*MATERIAL SHOWN*
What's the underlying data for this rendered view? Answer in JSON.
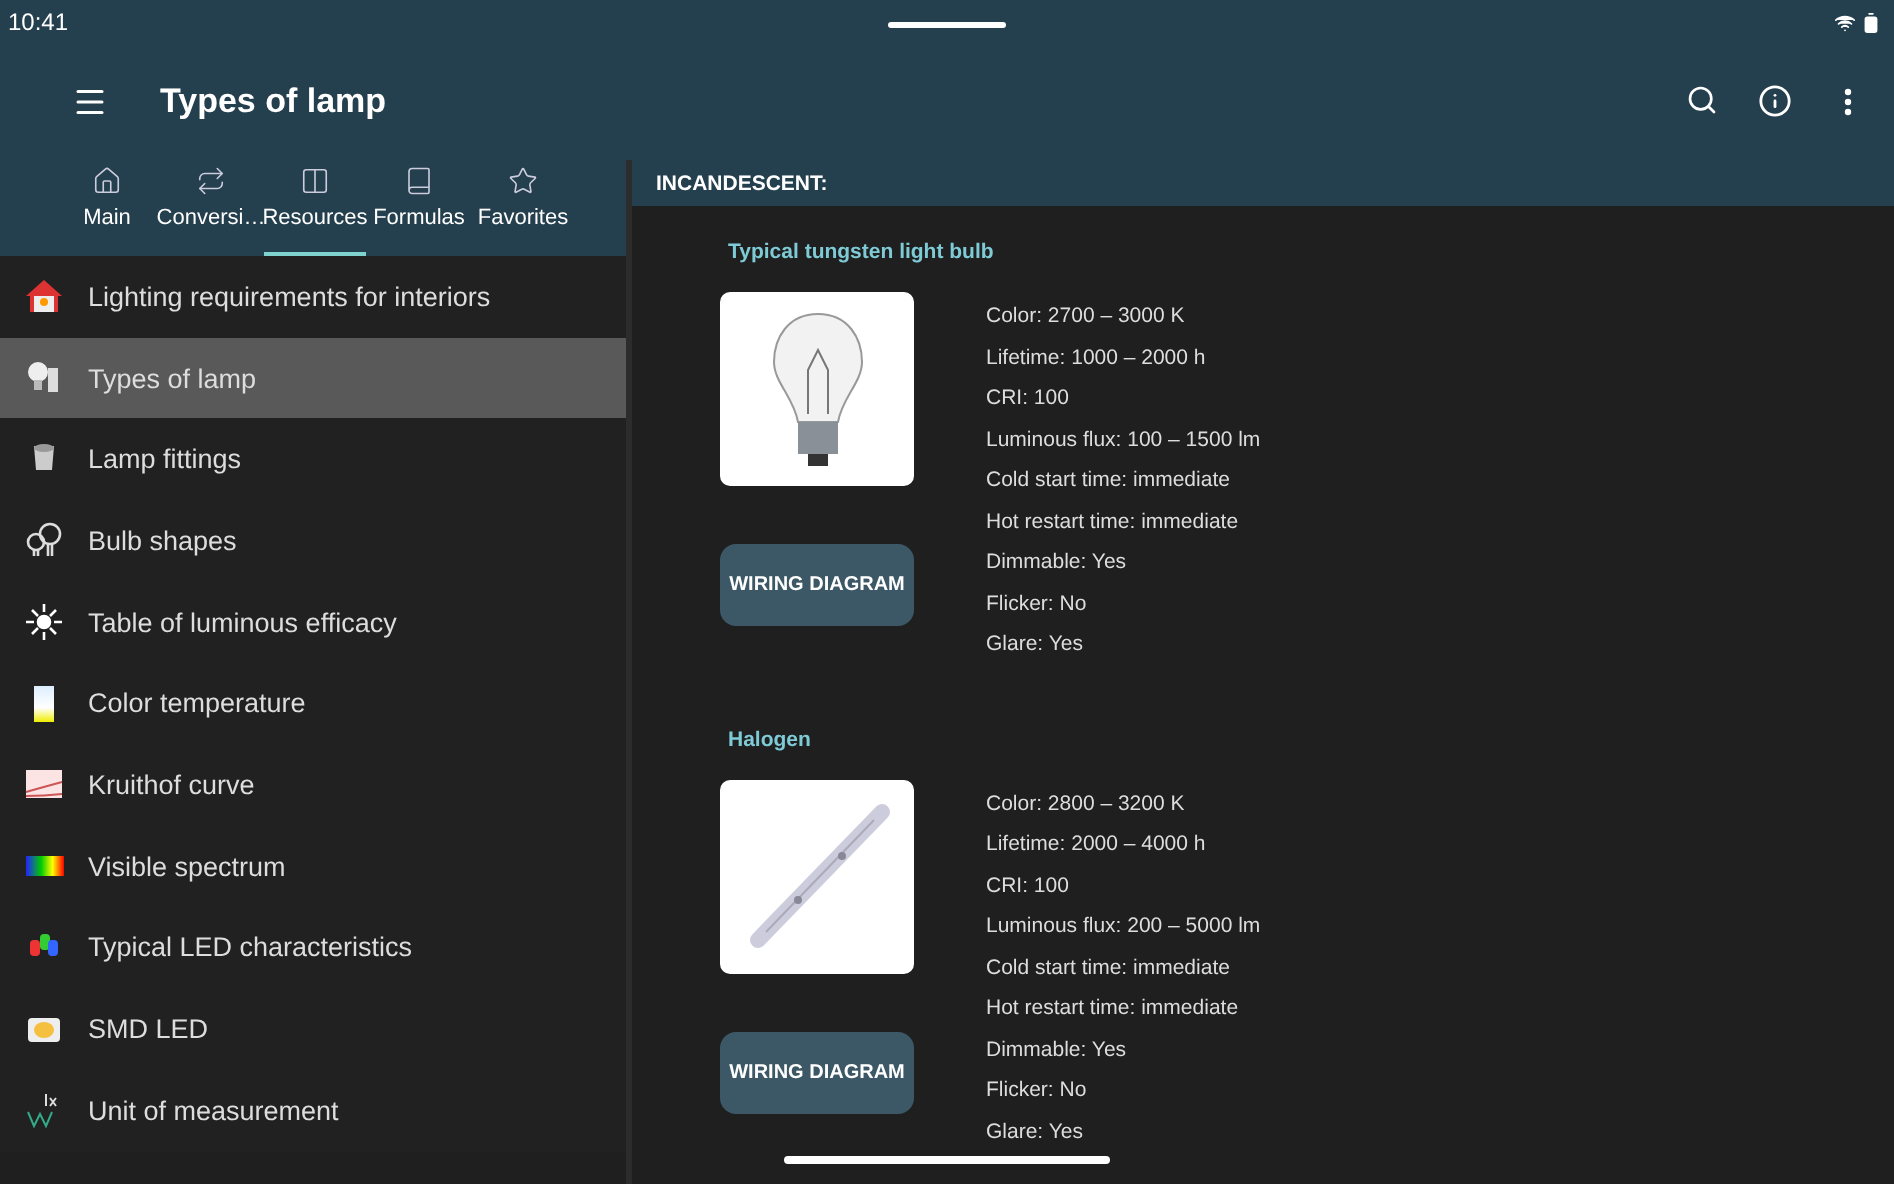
{
  "status_bar": {
    "time": "10:41"
  },
  "toolbar": {
    "title": "Types of lamp"
  },
  "tabs": [
    {
      "label": "Main",
      "selected": false
    },
    {
      "label": "Conversi…",
      "selected": false
    },
    {
      "label": "Resources",
      "selected": true
    },
    {
      "label": "Formulas",
      "selected": false
    },
    {
      "label": "Favorites",
      "selected": false
    }
  ],
  "sidebar": {
    "items": [
      {
        "label": "Lighting requirements for interiors",
        "selected": false
      },
      {
        "label": "Types of lamp",
        "selected": true
      },
      {
        "label": "Lamp fittings",
        "selected": false
      },
      {
        "label": "Bulb shapes",
        "selected": false
      },
      {
        "label": "Table of luminous efficacy",
        "selected": false
      },
      {
        "label": "Color temperature",
        "selected": false
      },
      {
        "label": "Kruithof curve",
        "selected": false
      },
      {
        "label": "Visible spectrum",
        "selected": false
      },
      {
        "label": "Typical LED characteristics",
        "selected": false
      },
      {
        "label": "SMD LED",
        "selected": false
      },
      {
        "label": "Unit of measurement",
        "selected": false
      }
    ]
  },
  "content": {
    "section": "INCANDESCENT:",
    "lamps": [
      {
        "name": "Typical tungsten light bulb",
        "kind": "bulb",
        "button": "WIRING DIAGRAM",
        "specs": [
          "Color: 2700 – 3000 K",
          "Lifetime: 1000 – 2000 h",
          "CRI: 100",
          "Luminous flux: 100 – 1500 lm",
          "Cold start time: immediate",
          "Hot restart time: immediate",
          "Dimmable: Yes",
          "Flicker: No",
          "Glare: Yes"
        ]
      },
      {
        "name": "Halogen",
        "kind": "tube",
        "button": "WIRING DIAGRAM",
        "specs": [
          "Color: 2800 – 3200 K",
          "Lifetime: 2000 – 4000 h",
          "CRI: 100",
          "Luminous flux: 200 – 5000 lm",
          "Cold start time: immediate",
          "Hot restart time: immediate",
          "Dimmable: Yes",
          "Flicker: No",
          "Glare: Yes"
        ]
      }
    ]
  }
}
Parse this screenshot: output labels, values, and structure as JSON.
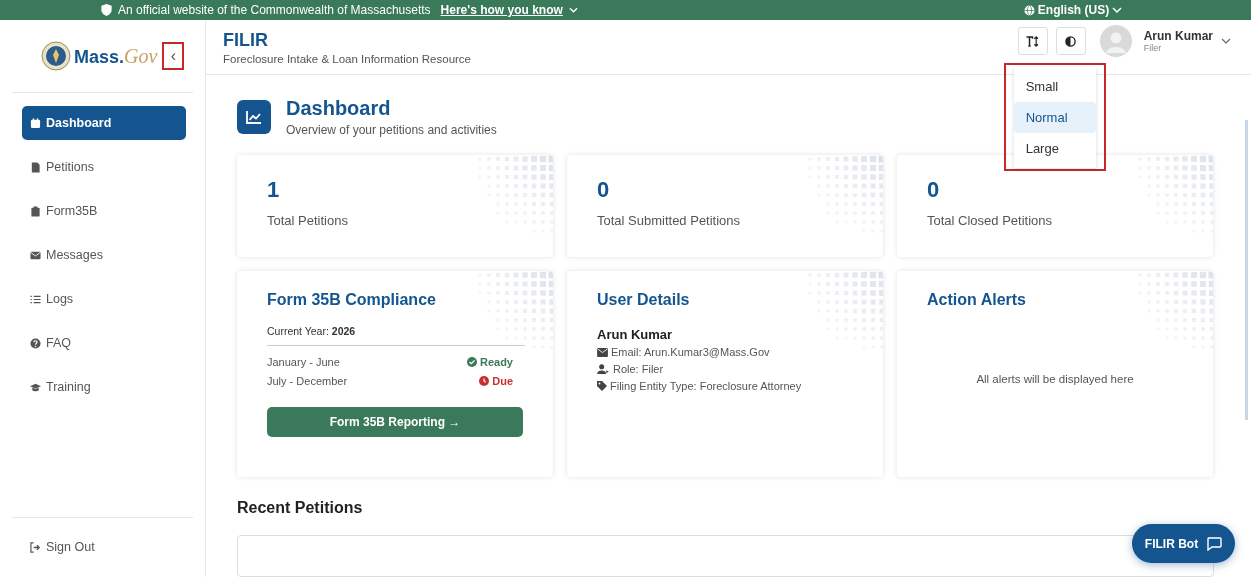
{
  "banner": {
    "text": "An official website of the Commonwealth of Massachusetts",
    "link": "Here's how you know",
    "language": "English (US)"
  },
  "header": {
    "logo_text": "Mass.",
    "logo_script": "Gov",
    "collapse": {
      "glyph": "‹",
      "highlighted": true
    },
    "app_title": "FILIR",
    "app_subtitle": "Foreclosure Intake & Loan Information Resource",
    "user_name": "Arun Kumar",
    "user_role": "Filer"
  },
  "font_size_menu": {
    "highlighted": true,
    "options": [
      {
        "label": "Small",
        "selected": false
      },
      {
        "label": "Normal",
        "selected": true
      },
      {
        "label": "Large",
        "selected": false
      }
    ]
  },
  "sidebar": {
    "items": [
      {
        "label": "Dashboard",
        "kind": "calendar",
        "selected": true
      },
      {
        "label": "Petitions",
        "kind": "file",
        "selected": false
      },
      {
        "label": "Form35B",
        "kind": "clipboard",
        "selected": false
      },
      {
        "label": "Messages",
        "kind": "mail",
        "selected": false
      },
      {
        "label": "Logs",
        "kind": "list",
        "selected": false
      },
      {
        "label": "FAQ",
        "kind": "question",
        "selected": false
      },
      {
        "label": "Training",
        "kind": "cap",
        "selected": false
      }
    ],
    "sign_out": "Sign Out"
  },
  "page": {
    "title": "Dashboard",
    "subtitle": "Overview of your petitions and activities"
  },
  "stats": [
    {
      "value": "1",
      "label": "Total Petitions"
    },
    {
      "value": "0",
      "label": "Total Submitted Petitions"
    },
    {
      "value": "0",
      "label": "Total Closed Petitions"
    }
  ],
  "compliance": {
    "title": "Form 35B Compliance",
    "year_label": "Current Year: ",
    "year": "2026",
    "periods": [
      {
        "period": "January - June",
        "status": "Ready",
        "kind": "ready"
      },
      {
        "period": "July - December",
        "status": "Due",
        "kind": "due"
      }
    ],
    "button": "Form 35B Reporting →"
  },
  "user_details": {
    "title": "User Details",
    "name": "Arun Kumar",
    "lines": [
      {
        "kind": "email",
        "text": "Email: Arun.Kumar3@Mass.Gov"
      },
      {
        "kind": "role",
        "text": "Role: Filer"
      },
      {
        "kind": "tag",
        "text": "Filing Entity Type: Foreclosure Attorney"
      }
    ]
  },
  "alerts": {
    "title": "Action Alerts",
    "empty": "All alerts will be displayed here"
  },
  "recent": {
    "title": "Recent Petitions"
  },
  "chat_button": "FILIR Bot"
}
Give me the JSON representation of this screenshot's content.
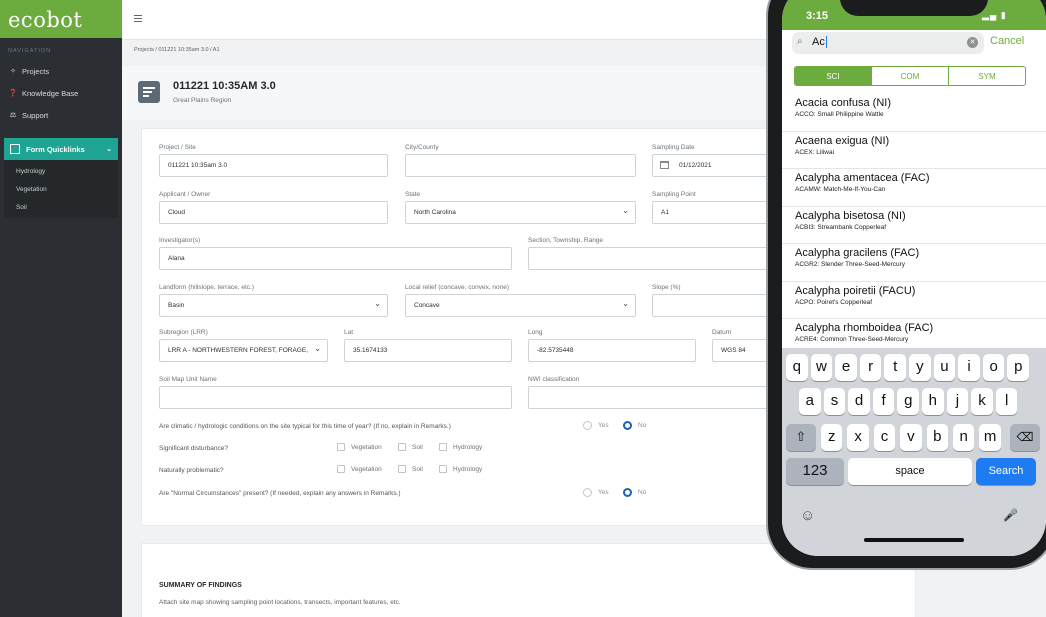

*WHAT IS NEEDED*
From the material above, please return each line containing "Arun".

*TASK OUTPUT*
    "user_name": "Arun Kumar",
    "name": "Arun Kumar",
        "text": "Email: Arun.Kumar3@Mass.Gov"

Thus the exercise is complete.